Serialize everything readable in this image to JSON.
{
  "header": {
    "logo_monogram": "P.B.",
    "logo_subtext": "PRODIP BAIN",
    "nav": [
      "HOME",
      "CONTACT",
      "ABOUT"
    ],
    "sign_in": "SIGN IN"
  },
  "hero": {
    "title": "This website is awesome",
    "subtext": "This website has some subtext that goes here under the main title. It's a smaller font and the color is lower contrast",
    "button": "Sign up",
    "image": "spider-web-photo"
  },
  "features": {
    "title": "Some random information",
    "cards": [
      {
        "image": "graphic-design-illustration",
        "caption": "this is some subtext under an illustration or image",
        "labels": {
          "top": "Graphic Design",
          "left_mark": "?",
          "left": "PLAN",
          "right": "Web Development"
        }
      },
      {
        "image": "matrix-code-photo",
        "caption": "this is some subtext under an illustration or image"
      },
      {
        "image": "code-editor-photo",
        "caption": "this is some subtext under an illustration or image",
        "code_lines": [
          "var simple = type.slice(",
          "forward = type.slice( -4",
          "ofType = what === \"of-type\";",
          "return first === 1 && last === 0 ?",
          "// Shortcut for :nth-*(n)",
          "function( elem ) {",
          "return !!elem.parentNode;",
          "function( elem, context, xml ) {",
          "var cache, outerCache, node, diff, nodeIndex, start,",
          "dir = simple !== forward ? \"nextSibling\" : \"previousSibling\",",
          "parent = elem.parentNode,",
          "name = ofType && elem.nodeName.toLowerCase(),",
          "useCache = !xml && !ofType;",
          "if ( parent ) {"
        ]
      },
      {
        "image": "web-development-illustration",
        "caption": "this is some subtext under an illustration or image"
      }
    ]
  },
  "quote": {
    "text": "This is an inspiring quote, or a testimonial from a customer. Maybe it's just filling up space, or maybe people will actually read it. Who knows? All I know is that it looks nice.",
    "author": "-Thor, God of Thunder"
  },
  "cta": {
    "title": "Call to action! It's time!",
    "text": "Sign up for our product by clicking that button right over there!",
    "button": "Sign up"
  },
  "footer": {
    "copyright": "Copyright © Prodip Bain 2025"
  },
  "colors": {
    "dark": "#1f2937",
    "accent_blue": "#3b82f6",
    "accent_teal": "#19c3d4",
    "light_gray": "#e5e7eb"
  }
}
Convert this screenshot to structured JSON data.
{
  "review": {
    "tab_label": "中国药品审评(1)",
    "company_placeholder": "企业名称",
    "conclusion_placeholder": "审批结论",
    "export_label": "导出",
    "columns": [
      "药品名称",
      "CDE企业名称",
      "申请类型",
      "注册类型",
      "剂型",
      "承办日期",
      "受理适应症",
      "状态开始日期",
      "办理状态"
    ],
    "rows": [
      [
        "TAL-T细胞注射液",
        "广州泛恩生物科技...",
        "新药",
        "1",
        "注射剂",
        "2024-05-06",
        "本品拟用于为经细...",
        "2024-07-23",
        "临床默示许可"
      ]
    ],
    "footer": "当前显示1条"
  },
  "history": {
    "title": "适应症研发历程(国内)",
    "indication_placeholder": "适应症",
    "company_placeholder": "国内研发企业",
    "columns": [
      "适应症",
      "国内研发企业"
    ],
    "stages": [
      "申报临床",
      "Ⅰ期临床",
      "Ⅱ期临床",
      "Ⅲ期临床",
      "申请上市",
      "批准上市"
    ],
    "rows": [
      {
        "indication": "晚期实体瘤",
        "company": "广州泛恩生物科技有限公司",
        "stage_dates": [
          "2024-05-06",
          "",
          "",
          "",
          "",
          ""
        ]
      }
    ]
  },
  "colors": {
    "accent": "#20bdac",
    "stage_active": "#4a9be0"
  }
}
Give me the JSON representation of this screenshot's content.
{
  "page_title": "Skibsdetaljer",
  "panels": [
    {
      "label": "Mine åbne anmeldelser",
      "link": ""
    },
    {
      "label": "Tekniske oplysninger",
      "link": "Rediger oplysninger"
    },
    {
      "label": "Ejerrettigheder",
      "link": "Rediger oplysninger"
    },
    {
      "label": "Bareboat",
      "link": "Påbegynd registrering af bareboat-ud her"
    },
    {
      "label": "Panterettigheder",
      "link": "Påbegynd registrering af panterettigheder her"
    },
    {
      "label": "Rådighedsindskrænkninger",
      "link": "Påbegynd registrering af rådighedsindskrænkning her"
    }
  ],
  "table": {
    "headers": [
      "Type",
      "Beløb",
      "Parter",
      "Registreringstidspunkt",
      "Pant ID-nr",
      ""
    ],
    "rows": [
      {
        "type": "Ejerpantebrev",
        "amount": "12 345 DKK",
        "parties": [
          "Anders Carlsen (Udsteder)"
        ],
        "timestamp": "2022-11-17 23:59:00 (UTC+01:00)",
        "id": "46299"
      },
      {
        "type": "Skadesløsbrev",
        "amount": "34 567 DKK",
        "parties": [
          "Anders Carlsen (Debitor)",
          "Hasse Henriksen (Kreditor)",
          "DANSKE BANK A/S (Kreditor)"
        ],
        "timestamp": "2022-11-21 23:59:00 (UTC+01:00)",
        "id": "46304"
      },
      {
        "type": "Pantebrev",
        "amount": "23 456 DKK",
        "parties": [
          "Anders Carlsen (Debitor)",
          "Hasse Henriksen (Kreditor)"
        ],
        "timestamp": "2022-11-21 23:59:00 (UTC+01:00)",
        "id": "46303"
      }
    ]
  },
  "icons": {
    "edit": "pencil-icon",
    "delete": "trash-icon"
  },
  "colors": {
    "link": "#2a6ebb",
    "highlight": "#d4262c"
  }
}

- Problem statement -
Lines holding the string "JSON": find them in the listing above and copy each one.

- Task output -
Serialize everything readable in this image to JSON.
Convert this screenshot to structured JSON data.
Give me the JSON representation of this screenshot's content.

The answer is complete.